What this task involves:
From the material below, pull each line containing the string "分析家公式网".

◆ ◆ ◆

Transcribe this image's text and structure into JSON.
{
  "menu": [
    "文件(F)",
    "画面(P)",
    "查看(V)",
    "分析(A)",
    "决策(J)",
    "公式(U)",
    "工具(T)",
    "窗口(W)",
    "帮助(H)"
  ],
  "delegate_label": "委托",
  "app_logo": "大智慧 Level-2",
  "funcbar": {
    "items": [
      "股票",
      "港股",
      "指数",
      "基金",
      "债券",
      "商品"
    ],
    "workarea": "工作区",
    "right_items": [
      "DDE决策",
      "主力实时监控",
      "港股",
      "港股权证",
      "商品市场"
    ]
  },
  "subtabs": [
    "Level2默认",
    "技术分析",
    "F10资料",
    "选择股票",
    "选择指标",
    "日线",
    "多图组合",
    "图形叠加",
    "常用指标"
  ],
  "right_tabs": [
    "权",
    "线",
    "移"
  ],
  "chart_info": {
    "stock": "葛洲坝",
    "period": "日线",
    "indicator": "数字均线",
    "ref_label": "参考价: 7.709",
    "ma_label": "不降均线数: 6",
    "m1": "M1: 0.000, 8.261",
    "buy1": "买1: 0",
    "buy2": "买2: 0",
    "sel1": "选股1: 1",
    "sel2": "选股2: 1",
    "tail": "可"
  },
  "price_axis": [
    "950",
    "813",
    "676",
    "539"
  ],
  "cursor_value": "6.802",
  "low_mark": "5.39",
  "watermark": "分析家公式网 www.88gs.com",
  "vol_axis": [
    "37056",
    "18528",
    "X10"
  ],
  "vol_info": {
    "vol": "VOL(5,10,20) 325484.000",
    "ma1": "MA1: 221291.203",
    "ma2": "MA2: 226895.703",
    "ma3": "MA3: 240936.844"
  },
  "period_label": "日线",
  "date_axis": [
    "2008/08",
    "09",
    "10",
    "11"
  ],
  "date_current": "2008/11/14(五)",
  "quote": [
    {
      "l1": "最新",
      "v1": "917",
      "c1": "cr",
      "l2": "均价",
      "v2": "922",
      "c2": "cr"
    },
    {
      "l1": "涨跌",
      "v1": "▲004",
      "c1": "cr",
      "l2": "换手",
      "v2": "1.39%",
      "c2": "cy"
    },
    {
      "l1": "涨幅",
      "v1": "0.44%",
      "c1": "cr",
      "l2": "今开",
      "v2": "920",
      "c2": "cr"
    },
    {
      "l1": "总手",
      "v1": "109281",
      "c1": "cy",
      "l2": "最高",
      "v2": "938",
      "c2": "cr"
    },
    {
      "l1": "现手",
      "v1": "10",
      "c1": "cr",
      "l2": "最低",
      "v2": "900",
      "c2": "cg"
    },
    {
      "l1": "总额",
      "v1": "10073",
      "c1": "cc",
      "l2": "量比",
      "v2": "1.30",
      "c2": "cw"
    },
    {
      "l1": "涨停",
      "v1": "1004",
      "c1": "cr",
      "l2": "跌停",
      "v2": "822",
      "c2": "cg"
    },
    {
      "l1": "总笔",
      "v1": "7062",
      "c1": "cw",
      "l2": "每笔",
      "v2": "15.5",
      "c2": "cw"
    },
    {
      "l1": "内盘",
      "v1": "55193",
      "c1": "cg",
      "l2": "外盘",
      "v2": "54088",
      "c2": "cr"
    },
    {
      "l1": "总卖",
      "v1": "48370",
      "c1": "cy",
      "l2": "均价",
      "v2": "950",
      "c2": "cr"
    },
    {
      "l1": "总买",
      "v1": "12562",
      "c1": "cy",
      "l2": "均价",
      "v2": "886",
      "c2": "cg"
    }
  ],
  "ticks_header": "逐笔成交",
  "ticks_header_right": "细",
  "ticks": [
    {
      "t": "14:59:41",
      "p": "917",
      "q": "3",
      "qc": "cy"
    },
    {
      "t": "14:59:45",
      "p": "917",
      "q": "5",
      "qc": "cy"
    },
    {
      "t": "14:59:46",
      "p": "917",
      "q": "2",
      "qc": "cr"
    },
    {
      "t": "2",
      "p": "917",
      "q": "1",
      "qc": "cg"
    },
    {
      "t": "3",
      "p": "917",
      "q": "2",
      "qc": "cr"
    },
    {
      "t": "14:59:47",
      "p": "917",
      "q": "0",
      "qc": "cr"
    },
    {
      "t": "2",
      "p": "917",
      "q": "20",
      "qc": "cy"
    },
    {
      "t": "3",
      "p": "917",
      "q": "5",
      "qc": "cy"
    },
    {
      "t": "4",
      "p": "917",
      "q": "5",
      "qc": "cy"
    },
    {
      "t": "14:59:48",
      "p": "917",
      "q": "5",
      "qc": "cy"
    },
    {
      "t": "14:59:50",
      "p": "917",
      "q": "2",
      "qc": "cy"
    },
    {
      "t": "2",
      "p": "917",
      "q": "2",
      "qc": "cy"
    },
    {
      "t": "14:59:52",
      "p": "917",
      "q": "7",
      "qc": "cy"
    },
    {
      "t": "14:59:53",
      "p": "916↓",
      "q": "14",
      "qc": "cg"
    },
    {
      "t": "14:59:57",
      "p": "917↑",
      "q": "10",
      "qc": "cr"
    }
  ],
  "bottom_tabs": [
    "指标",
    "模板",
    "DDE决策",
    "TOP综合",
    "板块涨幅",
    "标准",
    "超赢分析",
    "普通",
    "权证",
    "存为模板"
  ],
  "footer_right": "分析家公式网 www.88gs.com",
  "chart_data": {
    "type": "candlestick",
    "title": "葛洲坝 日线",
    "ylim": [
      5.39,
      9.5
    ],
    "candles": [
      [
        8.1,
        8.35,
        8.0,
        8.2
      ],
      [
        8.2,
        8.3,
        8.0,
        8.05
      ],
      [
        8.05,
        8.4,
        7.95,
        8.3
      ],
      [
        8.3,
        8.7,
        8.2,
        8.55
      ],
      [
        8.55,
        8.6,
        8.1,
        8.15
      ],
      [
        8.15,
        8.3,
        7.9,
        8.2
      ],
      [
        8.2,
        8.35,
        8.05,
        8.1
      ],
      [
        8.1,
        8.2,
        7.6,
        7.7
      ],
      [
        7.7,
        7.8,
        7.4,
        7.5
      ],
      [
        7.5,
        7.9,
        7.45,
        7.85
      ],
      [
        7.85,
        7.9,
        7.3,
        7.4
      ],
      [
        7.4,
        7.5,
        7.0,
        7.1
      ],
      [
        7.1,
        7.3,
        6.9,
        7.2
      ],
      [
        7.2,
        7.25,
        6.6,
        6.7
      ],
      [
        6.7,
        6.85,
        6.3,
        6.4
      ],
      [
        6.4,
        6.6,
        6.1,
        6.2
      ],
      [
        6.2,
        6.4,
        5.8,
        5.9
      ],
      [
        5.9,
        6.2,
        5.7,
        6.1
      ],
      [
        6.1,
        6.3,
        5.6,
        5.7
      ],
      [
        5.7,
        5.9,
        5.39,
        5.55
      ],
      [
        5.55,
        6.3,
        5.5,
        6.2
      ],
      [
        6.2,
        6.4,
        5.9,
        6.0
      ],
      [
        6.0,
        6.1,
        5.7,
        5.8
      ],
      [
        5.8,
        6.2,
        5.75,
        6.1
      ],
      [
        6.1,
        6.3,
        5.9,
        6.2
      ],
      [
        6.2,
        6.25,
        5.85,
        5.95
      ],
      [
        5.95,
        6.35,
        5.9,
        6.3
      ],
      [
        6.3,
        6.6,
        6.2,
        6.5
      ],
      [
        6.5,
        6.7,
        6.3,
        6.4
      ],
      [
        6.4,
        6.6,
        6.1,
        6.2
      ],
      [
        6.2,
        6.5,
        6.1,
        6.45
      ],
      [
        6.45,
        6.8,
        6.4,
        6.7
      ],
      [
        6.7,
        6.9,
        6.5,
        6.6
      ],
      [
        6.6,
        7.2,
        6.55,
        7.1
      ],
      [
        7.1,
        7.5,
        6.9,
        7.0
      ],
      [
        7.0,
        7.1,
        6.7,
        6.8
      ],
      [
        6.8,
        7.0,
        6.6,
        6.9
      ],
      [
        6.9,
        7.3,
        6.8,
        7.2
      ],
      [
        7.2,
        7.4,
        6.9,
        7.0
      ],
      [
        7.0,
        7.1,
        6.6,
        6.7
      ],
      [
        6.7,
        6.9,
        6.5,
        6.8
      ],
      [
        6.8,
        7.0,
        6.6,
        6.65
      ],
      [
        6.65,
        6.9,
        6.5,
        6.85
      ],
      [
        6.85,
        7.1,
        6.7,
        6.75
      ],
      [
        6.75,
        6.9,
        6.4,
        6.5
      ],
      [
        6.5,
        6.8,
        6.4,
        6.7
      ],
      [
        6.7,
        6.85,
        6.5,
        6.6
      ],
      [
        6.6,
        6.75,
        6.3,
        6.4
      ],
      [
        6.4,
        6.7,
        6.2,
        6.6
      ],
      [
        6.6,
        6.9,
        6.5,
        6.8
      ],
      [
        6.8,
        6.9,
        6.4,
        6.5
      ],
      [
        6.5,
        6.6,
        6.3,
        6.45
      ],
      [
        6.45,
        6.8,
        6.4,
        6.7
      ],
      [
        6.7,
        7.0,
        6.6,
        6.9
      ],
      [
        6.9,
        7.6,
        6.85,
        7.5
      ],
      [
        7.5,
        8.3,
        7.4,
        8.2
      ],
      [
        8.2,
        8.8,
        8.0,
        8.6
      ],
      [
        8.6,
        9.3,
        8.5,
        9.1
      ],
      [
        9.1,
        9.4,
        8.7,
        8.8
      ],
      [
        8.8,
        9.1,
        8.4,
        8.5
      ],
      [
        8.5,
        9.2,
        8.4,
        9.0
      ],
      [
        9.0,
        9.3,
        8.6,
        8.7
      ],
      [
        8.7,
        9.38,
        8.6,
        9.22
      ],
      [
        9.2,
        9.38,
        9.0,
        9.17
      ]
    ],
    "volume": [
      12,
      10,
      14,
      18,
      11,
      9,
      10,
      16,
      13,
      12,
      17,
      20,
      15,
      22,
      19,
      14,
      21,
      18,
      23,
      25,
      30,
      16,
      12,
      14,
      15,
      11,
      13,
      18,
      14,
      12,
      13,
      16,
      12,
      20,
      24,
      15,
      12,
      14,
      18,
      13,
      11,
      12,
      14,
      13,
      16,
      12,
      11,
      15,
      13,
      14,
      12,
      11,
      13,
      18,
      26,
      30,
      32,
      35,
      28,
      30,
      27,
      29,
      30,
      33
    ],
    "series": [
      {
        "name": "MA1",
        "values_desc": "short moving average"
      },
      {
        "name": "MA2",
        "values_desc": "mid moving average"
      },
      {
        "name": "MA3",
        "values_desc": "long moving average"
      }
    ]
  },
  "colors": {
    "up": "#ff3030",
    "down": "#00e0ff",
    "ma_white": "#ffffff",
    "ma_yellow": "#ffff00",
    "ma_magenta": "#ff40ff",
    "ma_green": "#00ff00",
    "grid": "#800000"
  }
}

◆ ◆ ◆

Solution:
  "watermark": "分析家公式网 www.88gs.com",
  "footer_right": "分析家公式网 www.88gs.com",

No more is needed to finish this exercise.